“Word is the Giants will sign none other than Brandon Jacobs.”
When I received a text message from my brother Dan notifying me that the Giants were bringing back an old friend to address a glaring need, my initial reaction was relief. At that point I was just glad to hear some positive news about my beloved team, who was coming off a brutal loss in the season opener in which the offense coughed up the ball seven times.
Of those seven, two were fumbled by David Wilson, the guy the Giants were counting on to the carry the bulk of the running game. Although he’s small by NFL standards, Wilson has electrifying speed and the ability to turn decent gains into big gains. But along with that upside comes a downside. Wilson has a propensity to lose the ball, and his blocking game needs some serious work.
With the backup running back already on injured reserve after suffering a fractured leg during the preseason, the Giants had a hole they needed to fill — quickly. So they called up a handful of veterans to try out, including Brandon Jacobs, an outspoken running back who spent seven years with the team before signing with the San Francisco 49ers in 2012.
Although he knows the system, choosing Jacobs over other promising players certainly wasn’t a foregone conclusion, particularly since he comes with a few red flags:
- He left San Francisco on bad terms.
- At 31, he’s not exactly young — at least by NFL standards.
- Other teams weren’t exactly chomping at the bit to sign him.
So why would the Giants take a chance on him?
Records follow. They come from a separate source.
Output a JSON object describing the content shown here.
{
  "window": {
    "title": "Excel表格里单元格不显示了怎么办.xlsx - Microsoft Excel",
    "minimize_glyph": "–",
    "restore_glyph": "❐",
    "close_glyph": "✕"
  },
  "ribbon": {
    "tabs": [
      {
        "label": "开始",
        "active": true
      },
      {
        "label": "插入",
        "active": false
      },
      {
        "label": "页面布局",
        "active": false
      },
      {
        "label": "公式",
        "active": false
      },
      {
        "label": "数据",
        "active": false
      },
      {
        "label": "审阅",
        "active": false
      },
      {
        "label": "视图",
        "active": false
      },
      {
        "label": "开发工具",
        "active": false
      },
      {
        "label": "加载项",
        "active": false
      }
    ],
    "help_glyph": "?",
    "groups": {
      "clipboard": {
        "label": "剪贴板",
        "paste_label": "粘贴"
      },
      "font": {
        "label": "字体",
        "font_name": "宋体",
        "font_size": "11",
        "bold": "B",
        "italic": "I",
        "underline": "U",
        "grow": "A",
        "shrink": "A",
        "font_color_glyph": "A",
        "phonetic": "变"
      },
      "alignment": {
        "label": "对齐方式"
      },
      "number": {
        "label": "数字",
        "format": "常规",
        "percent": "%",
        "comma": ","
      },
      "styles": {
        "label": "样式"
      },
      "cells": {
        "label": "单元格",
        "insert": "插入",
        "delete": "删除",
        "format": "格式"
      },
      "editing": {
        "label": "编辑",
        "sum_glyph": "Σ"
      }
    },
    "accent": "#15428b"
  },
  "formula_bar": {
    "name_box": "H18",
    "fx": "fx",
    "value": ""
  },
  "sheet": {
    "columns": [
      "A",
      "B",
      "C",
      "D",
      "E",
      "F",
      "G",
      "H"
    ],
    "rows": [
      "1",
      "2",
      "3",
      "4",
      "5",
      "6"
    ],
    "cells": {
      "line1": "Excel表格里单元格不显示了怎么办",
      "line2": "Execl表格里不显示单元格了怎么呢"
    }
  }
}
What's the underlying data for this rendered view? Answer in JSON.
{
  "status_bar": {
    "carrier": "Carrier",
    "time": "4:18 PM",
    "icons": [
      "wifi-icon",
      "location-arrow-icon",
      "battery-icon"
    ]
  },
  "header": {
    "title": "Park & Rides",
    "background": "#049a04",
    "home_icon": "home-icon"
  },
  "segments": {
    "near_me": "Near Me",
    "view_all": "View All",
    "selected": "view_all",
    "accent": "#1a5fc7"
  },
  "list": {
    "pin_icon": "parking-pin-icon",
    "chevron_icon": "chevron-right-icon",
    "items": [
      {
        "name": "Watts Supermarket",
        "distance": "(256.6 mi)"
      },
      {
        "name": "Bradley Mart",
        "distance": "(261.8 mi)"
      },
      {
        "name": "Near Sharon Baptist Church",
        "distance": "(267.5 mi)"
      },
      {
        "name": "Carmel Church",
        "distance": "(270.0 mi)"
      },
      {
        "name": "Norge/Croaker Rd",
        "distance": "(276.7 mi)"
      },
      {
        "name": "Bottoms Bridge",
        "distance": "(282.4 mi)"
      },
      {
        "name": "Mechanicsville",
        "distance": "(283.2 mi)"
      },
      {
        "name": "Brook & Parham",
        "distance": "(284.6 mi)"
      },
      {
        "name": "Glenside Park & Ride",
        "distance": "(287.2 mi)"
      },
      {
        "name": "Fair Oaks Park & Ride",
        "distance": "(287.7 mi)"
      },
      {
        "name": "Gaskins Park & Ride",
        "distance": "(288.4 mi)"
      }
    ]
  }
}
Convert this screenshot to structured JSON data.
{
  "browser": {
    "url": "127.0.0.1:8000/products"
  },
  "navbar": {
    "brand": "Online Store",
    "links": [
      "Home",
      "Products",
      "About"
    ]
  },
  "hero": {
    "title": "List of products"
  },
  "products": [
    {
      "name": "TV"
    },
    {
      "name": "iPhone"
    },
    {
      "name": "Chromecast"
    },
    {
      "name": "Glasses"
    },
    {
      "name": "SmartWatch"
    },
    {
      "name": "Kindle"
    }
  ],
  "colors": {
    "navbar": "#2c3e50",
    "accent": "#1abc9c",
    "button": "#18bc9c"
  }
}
Sure, he’s in great shape and is an experienced pass blocker, but a lot of players offer those skills. Jacobs got the nod because of the leadership skills he demonstrated during his term with the Giants.
“As a respected voice in the locker room, he was brought in for more than just ball security. Jacobs will likely serve as a mentor for Wilson, who considered Bradshaw a ‘brother’ during their time in East Rutherford together. He was also a booming voice, one of the team’s go-to sources for inspiration,” according to the Star-Ledger.
That kind of leadership isn’t easy to find, and it certainly isn’t easy to replace.
These days, with so much movement between organizations and so much demand for top talent, it’s no longer unheard of to bring back a familiar face. In fact, it’s more common than most people think. Hiring an old friend, however, comes with its share of complications, and it may not work out if all the necessary elements aren’t there. But there are situations that lend themselves to bringing the band back together, including the following:
- A new opportunity exists (for example, a new job title/department was created)
- Changes in leadership/changes in the scope of the organization
- The employee has maintained strong relationships with the team
For Jacobs, at least two of the criteria were met, in addition to one more key element. He’s got something to prove. He left a team and fan base that loved him in search of another opportunity, and it was a bust. The grass, as it turned out, was not greener. Jacobs needs to show that he still holds value as both a player and a leader, and if that means eating a small slice of humble pie, so be it.
When I heard the statement the Giants gave after making the announcement that “Big Jake” was back, the relief I initially felt turned to joy.
“Whatever role they want me to play, I’ll come in and do it,” Jacobs said. “The Giants have given me a great opportunity. This is where I wanted to be. These are the coaches I want to play for and I wanted to come back with my teammates.”
There are times when bringing a familiar face is the wrong move, and it’s better to go for new blood. But then there are times when an old friend coming back turns out to be a win-win.
Here’s hoping that’s the case.